Landscape photographers at Cultural Center in NYM
Wade Lehmkuhl of Detroit Lakes and Steve Nelson of Underwood are landscape photographers, among other lines of work they have pursued. A show of their landscape photographs will run until Wednesday, Oct. 5 at the New York Mills Regional Cultural Center.
Because photography is one art form practiced by nearly everyone this show and the artists' lectures at their reception will be of interest to all. Come to the lecture/reception for the artists and learn about their ideas of art and photography. Both photographers will present a short program about their photography at their reception on Friday, Sept. 23 at 7 p.m. These events are open to everyone at no charge.

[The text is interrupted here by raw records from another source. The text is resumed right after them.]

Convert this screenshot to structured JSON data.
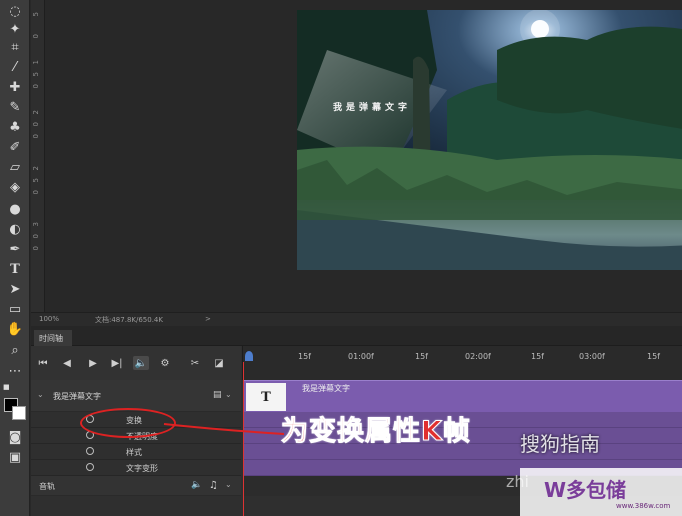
{
  "toolbar": {
    "tools": [
      "lasso",
      "magic-wand",
      "crop",
      "eyedropper",
      "healing",
      "brush",
      "stamp",
      "history-brush",
      "eraser",
      "paint-bucket",
      "blur",
      "dodge",
      "pen",
      "type",
      "path-select",
      "rectangle",
      "hand",
      "zoom",
      "more"
    ]
  },
  "ruler": {
    "labels": [
      "5",
      "0",
      "1",
      "5",
      "0",
      "2",
      "0",
      "0",
      "2",
      "5",
      "0",
      "3",
      "0",
      "0"
    ]
  },
  "canvas": {
    "overlay_text": "我是弹幕文字"
  },
  "status": {
    "zoom": "100%",
    "doc": "文档:487.8K/650.4K",
    "arrow": ">"
  },
  "timeline": {
    "tab_label": "时间轴",
    "ticks": [
      "15f",
      "01:00f",
      "15f",
      "02:00f",
      "15f",
      "03:00f",
      "15f"
    ],
    "layer_name": "我是弹幕文字",
    "clip_label": "我是弹幕文字",
    "clip_thumb": "T",
    "properties": [
      "变换",
      "不透明度",
      "样式",
      "文字变形"
    ],
    "audio_label": "音轨"
  },
  "annotation": {
    "text": "为变换属性K帧"
  },
  "watermarks": {
    "sogou": "搜狗指南",
    "logo": "W多包储",
    "zhi": "zhi",
    "url": "www.386w.com"
  }
}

Wade Lehmkuhl was a design engineer for most of his career, and is now pursuing landscape photography from his home base in Detroit Lakes. He has used large format camera equipment, but now employs digital cameras and a computer for his landscapes. He notes that "the digital camera cannot capture the exquisite detail that is inherent in the silver image so one must form images based in other graphic elements. I find that the effective low resolution digital image is viable if it contains combinations of large areas of color and form. It is somewhat similar to the difference between a detailed painting such as Mt. Washington by John Frederick Kensett and a pointillist work such as View Of Fort Ransom by Georges Seurat. The digital image tends to be more impressionistic."

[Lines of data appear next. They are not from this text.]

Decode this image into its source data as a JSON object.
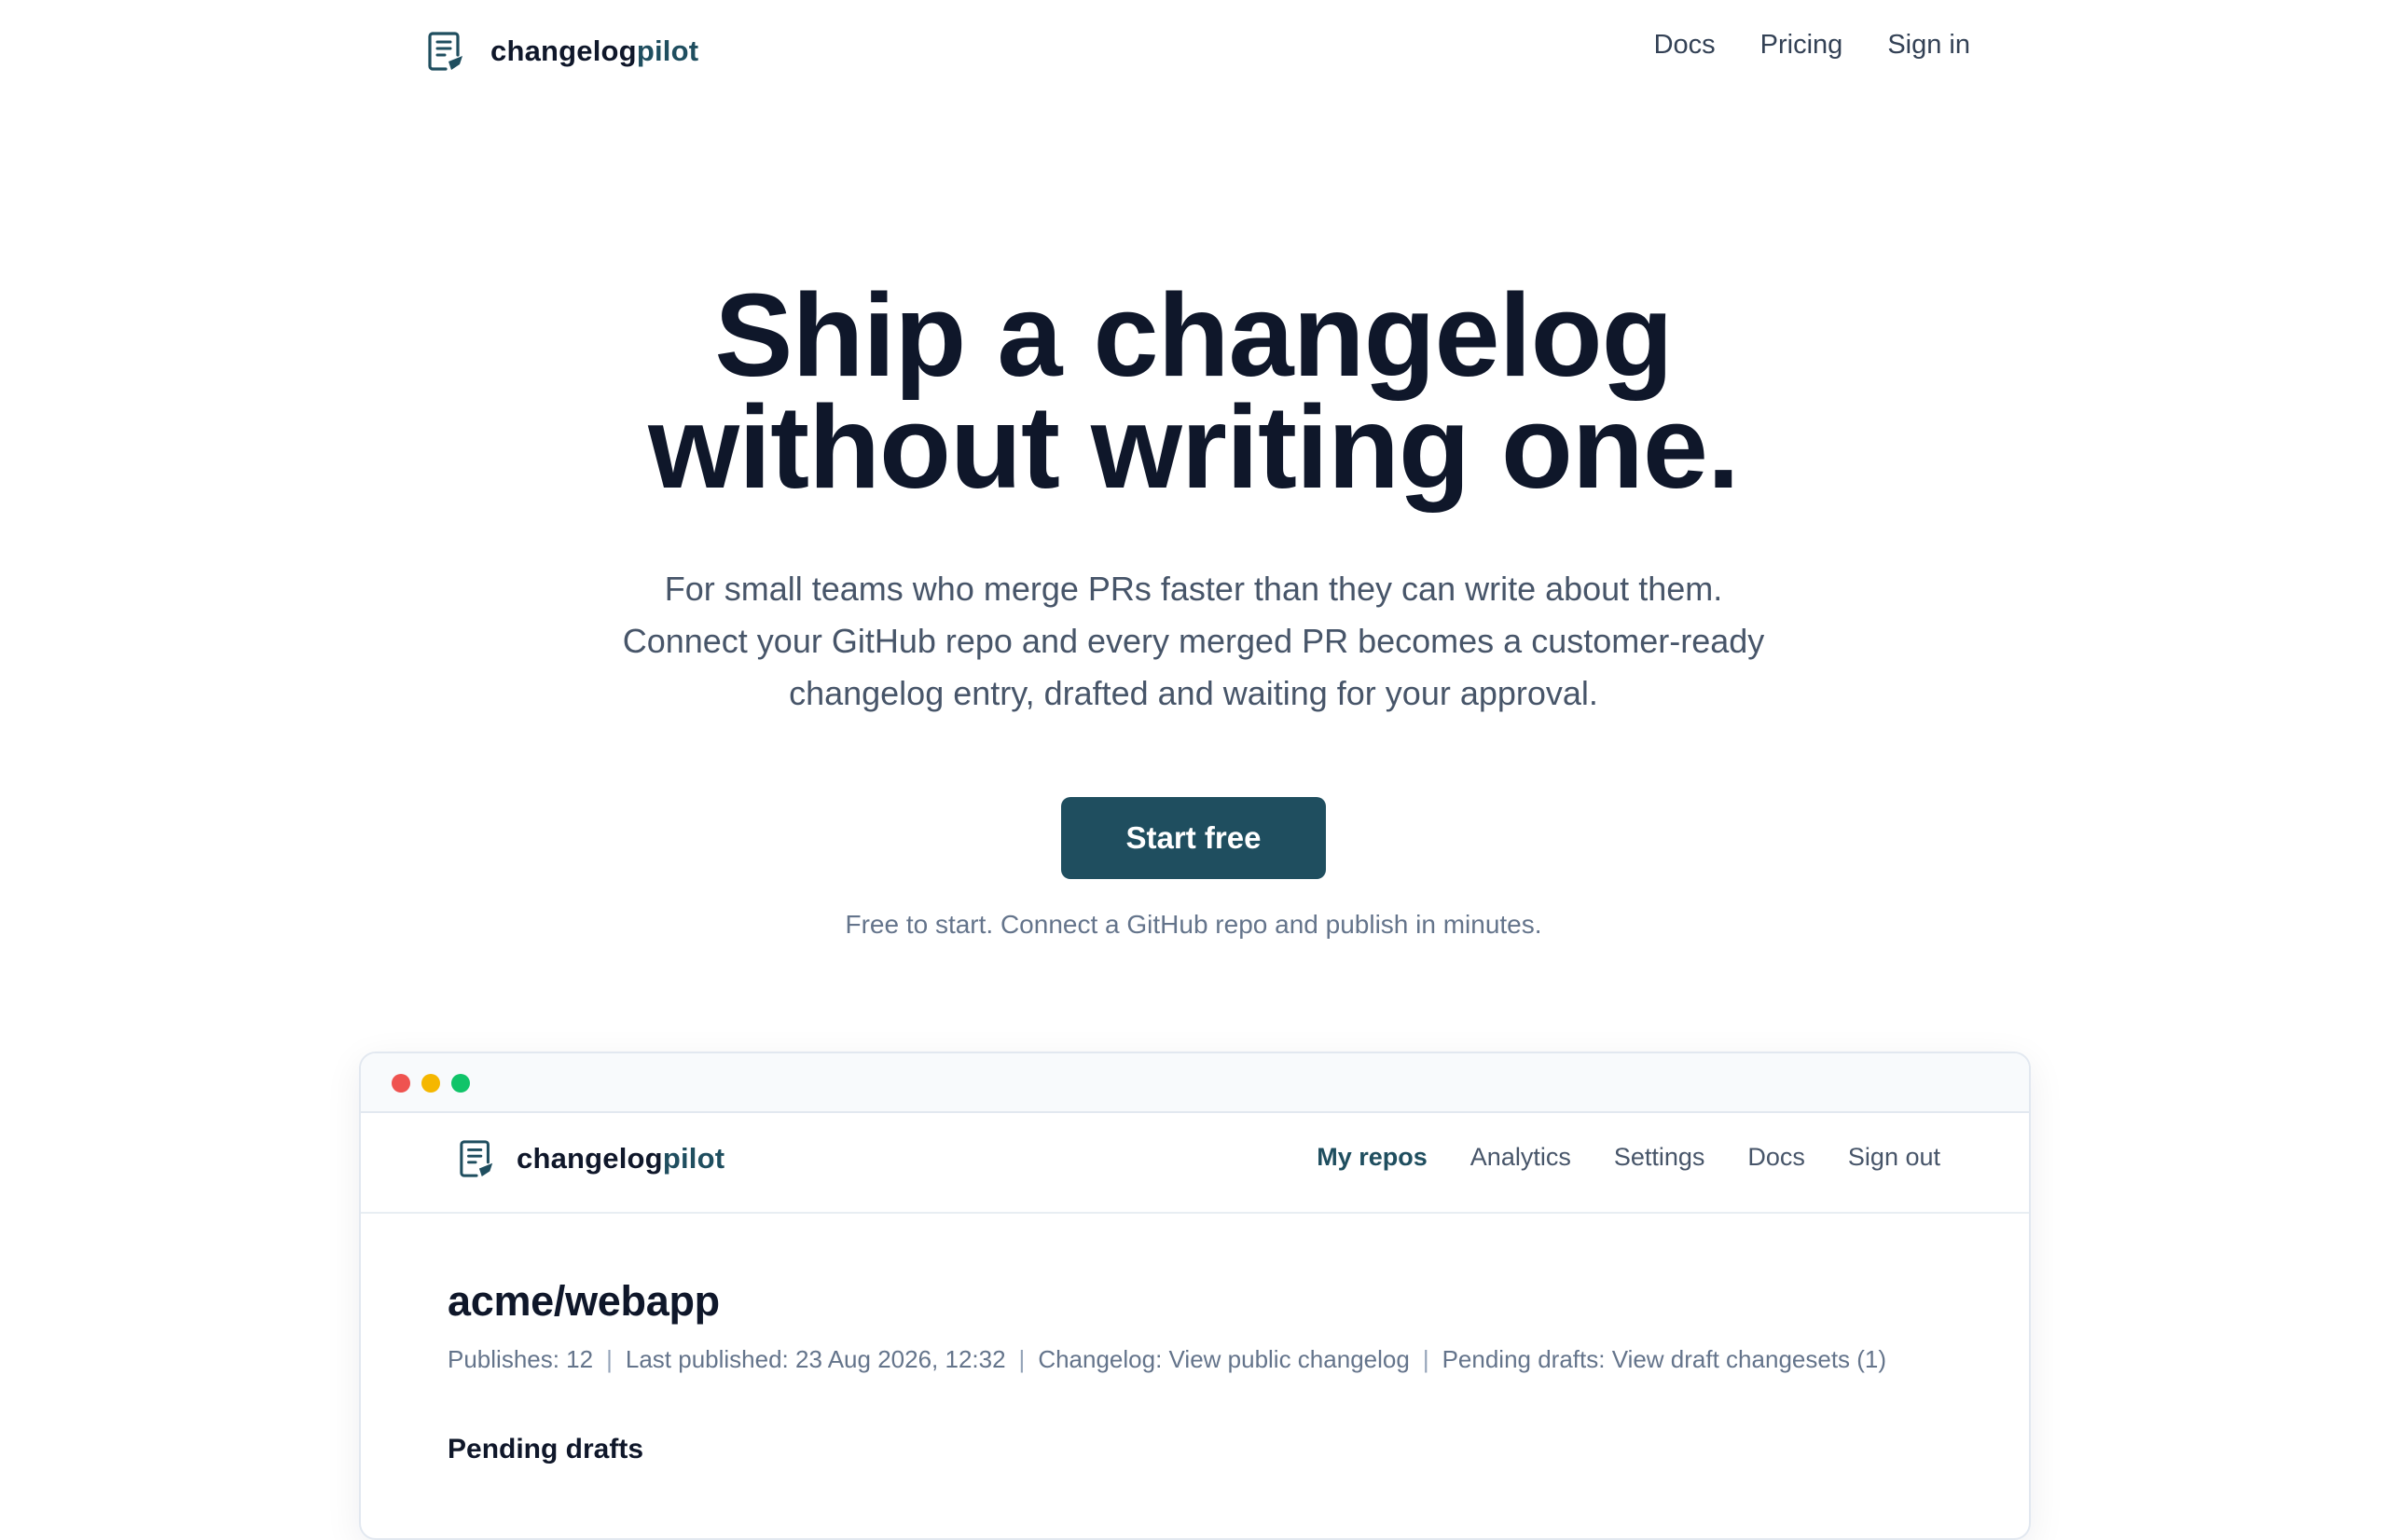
{
  "brand": {
    "name_part1": "changelog",
    "name_part2": "pilot",
    "icon": "document-pen-icon",
    "color": "#1f4e5f"
  },
  "nav": {
    "docs": "Docs",
    "pricing": "Pricing",
    "sign_in": "Sign in"
  },
  "hero": {
    "title_line1": "Ship a changelog",
    "title_line2": "without writing one.",
    "sub_line1": "For small teams who merge PRs faster than they can write about them.",
    "sub_line2": "Connect your GitHub repo and every merged PR becomes a customer-ready",
    "sub_line3": "changelog entry, drafted and waiting for your approval.",
    "cta": "Start free",
    "note": "Free to start. Connect a GitHub repo and publish in minutes."
  },
  "preview": {
    "window_dots": [
      "#ef5350",
      "#f5b700",
      "#10c469"
    ],
    "nav": {
      "my_repos": "My repos",
      "analytics": "Analytics",
      "settings": "Settings",
      "docs": "Docs",
      "sign_out": "Sign out"
    },
    "repo": "acme/webapp",
    "meta": {
      "publishes": "Publishes: 12",
      "last_published": "Last published: 23 Aug 2026, 12:32",
      "changelog_label": "Changelog: ",
      "changelog_link": "View public changelog",
      "drafts_label": "Pending drafts: ",
      "drafts_link": "View draft changesets (1)",
      "separator": "|"
    },
    "section_title": "Pending drafts"
  }
}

Nelson grows wine grapes and makes wine in Underwood, but he also makes landscape images of Minnesota. He compares film with digital photography, but he arrives at a different conclusion from Lehmkuhl: "As a professional photographer, one of the most important things I learned was the absolute necessity for technical perfection and the control of your medium. I found that photography is all about light, not cameras, not film, not color, not whether you're digital or analog, not paper, but light and how light affects the subject. Yes, one must know about all these contributing factors, but without light you have no shape, no line, no color, no excitement. Light makes the difference between recording a snapshot or a photograph or painting worthy of being called art. It is with this in mind, that I now choose to view the world around me and capture the everyday sights that we ignore, both vast and minute, in light that illuminates their inherent beauty and complexity. I view painting in the same way, it is light that sculpts the image. Light is still the factor that gives artwork it's life. Our friends, our drive to work, our own backyard provide endless subjects of interest. So regardless of medium, I offer you this glimpse into the lighting of my world."

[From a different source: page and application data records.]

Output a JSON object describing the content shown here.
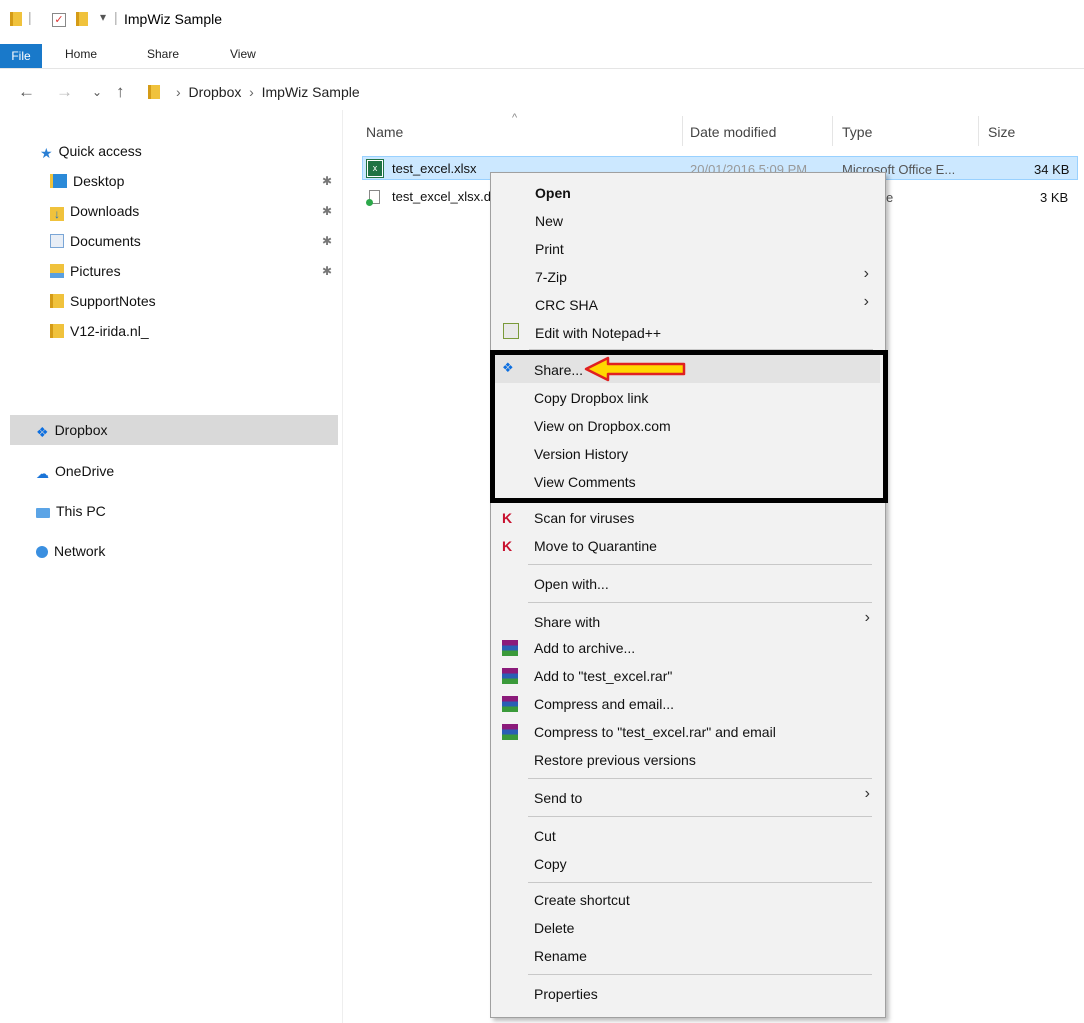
{
  "window": {
    "title": "ImpWiz Sample"
  },
  "ribbon": {
    "tabs": [
      "File",
      "Home",
      "Share",
      "View"
    ]
  },
  "address": {
    "path": [
      "Dropbox",
      "ImpWiz Sample"
    ]
  },
  "nav": {
    "quick_access": "Quick access",
    "pinned": [
      "Desktop",
      "Downloads",
      "Documents",
      "Pictures"
    ],
    "folders": [
      "SupportNotes",
      "V12-irida.nl_"
    ],
    "dropbox": "Dropbox",
    "onedrive": "OneDrive",
    "thispc": "This PC",
    "network": "Network"
  },
  "filelist": {
    "columns": [
      "Name",
      "Date modified",
      "Type",
      "Size"
    ],
    "rows": [
      {
        "name": "test_excel.xlsx",
        "date": "20/01/2016 5:09 PM",
        "type": "Microsoft Office E...",
        "size": "34 KB"
      },
      {
        "name": "test_excel_xlsx.d",
        "date": "",
        "type": "e",
        "size": "3 KB"
      }
    ]
  },
  "context_menu": {
    "group1": [
      "Open",
      "New",
      "Print",
      "7-Zip",
      "CRC SHA",
      "Edit with Notepad++"
    ],
    "dropbox": [
      "Share...",
      "Copy Dropbox link",
      "View on Dropbox.com",
      "Version History",
      "View Comments"
    ],
    "kaspersky": [
      "Scan for viruses",
      "Move to Quarantine"
    ],
    "open_with": "Open with...",
    "share_group": [
      "Share with",
      "Add to archive...",
      "Add to \"test_excel.rar\"",
      "Compress and email...",
      "Compress to \"test_excel.rar\" and email",
      "Restore previous versions"
    ],
    "send_to": "Send to",
    "clipboard": [
      "Cut",
      "Copy"
    ],
    "manage": [
      "Create shortcut",
      "Delete",
      "Rename"
    ],
    "properties": "Properties"
  },
  "colors": {
    "accent": "#1979ca",
    "selection": "#cce8ff",
    "highlight_box": "#000000",
    "arrow": "#ffd800",
    "arrow_outline": "#e02020"
  }
}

Both photographers make beautiful photographs, and both use digital cameras and computers in their work. You are invited to learn about their work on Sept. 23.